**Your goal**
Type out the data again, word for word and in full.

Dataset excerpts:
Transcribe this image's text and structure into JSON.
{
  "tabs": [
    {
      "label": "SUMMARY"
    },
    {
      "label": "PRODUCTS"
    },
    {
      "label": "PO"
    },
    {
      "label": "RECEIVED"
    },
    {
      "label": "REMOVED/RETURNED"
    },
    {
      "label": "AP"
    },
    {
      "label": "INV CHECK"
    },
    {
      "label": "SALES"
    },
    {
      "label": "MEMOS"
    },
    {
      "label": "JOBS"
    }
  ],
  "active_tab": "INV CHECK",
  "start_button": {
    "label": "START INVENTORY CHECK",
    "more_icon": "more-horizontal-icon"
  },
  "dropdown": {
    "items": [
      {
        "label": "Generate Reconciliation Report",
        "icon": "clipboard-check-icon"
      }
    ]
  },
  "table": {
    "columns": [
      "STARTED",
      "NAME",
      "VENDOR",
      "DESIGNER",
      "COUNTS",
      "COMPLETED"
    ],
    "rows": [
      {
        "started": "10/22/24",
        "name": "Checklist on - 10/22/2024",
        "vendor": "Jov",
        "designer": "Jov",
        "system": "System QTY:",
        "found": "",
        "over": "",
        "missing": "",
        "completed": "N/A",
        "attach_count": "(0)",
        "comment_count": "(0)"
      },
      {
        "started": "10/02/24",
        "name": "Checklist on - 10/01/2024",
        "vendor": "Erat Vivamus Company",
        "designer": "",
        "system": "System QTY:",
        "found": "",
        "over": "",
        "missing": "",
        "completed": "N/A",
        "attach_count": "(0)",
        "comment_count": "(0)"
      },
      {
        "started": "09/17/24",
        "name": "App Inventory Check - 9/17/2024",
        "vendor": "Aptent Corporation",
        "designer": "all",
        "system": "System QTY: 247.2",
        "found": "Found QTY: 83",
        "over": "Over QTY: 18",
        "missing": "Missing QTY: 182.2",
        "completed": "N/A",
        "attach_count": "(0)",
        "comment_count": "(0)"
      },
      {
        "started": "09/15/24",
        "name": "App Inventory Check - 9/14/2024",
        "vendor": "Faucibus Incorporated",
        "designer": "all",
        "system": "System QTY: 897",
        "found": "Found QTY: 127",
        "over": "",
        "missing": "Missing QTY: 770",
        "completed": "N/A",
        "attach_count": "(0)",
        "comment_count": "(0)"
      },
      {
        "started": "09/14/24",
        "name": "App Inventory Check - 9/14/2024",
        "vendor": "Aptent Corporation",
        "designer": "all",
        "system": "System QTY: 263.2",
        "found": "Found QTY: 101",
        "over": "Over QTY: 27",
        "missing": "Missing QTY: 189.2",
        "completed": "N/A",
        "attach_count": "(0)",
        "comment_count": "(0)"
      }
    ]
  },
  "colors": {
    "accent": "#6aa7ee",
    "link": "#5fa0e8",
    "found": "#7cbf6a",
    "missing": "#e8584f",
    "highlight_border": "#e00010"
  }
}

**Written reply**
Transcribe this image's text and structure into JSON.
{
  "tabs": [
    {
      "label": "SUMMARY"
    },
    {
      "label": "PRODUCTS"
    },
    {
      "label": "PO"
    },
    {
      "label": "RECEIVED"
    },
    {
      "label": "REMOVED/RETURNED"
    },
    {
      "label": "AP"
    },
    {
      "label": "INV CHECK"
    },
    {
      "label": "SALES"
    },
    {
      "label": "MEMOS"
    },
    {
      "label": "JOBS"
    }
  ],
  "active_tab": "INV CHECK",
  "start_button": {
    "label": "START INVENTORY CHECK",
    "more_icon": "more-horizontal-icon"
  },
  "dropdown": {
    "items": [
      {
        "label": "Generate Reconciliation Report",
        "icon": "clipboard-check-icon"
      }
    ]
  },
  "table": {
    "columns": [
      "STARTED",
      "NAME",
      "VENDOR",
      "DESIGNER",
      "COUNTS",
      "COMPLETED"
    ],
    "rows": [
      {
        "started": "10/22/24",
        "name": "Checklist on - 10/22/2024",
        "vendor": "Jov",
        "designer": "Jov",
        "system": "System QTY:",
        "found": "",
        "over": "",
        "missing": "",
        "completed": "N/A",
        "attach_count": "(0)",
        "comment_count": "(0)"
      },
      {
        "started": "10/02/24",
        "name": "Checklist on - 10/01/2024",
        "vendor": "Erat Vivamus Company",
        "designer": "",
        "system": "System QTY:",
        "found": "",
        "over": "",
        "missing": "",
        "completed": "N/A",
        "attach_count": "(0)",
        "comment_count": "(0)"
      },
      {
        "started": "09/17/24",
        "name": "App Inventory Check - 9/17/2024",
        "vendor": "Aptent Corporation",
        "designer": "all",
        "system": "System QTY: 247.2",
        "found": "Found QTY: 83",
        "over": "Over QTY: 18",
        "missing": "Missing QTY: 182.2",
        "completed": "N/A",
        "attach_count": "(0)",
        "comment_count": "(0)"
      },
      {
        "started": "09/15/24",
        "name": "App Inventory Check - 9/14/2024",
        "vendor": "Faucibus Incorporated",
        "designer": "all",
        "system": "System QTY: 897",
        "found": "Found QTY: 127",
        "over": "",
        "missing": "Missing QTY: 770",
        "completed": "N/A",
        "attach_count": "(0)",
        "comment_count": "(0)"
      },
      {
        "started": "09/14/24",
        "name": "App Inventory Check - 9/14/2024",
        "vendor": "Aptent Corporation",
        "designer": "all",
        "system": "System QTY: 263.2",
        "found": "Found QTY: 101",
        "over": "Over QTY: 27",
        "missing": "Missing QTY: 189.2",
        "completed": "N/A",
        "attach_count": "(0)",
        "comment_count": "(0)"
      }
    ]
  },
  "colors": {
    "accent": "#6aa7ee",
    "link": "#5fa0e8",
    "found": "#7cbf6a",
    "missing": "#e8584f",
    "highlight_border": "#e00010"
  }
}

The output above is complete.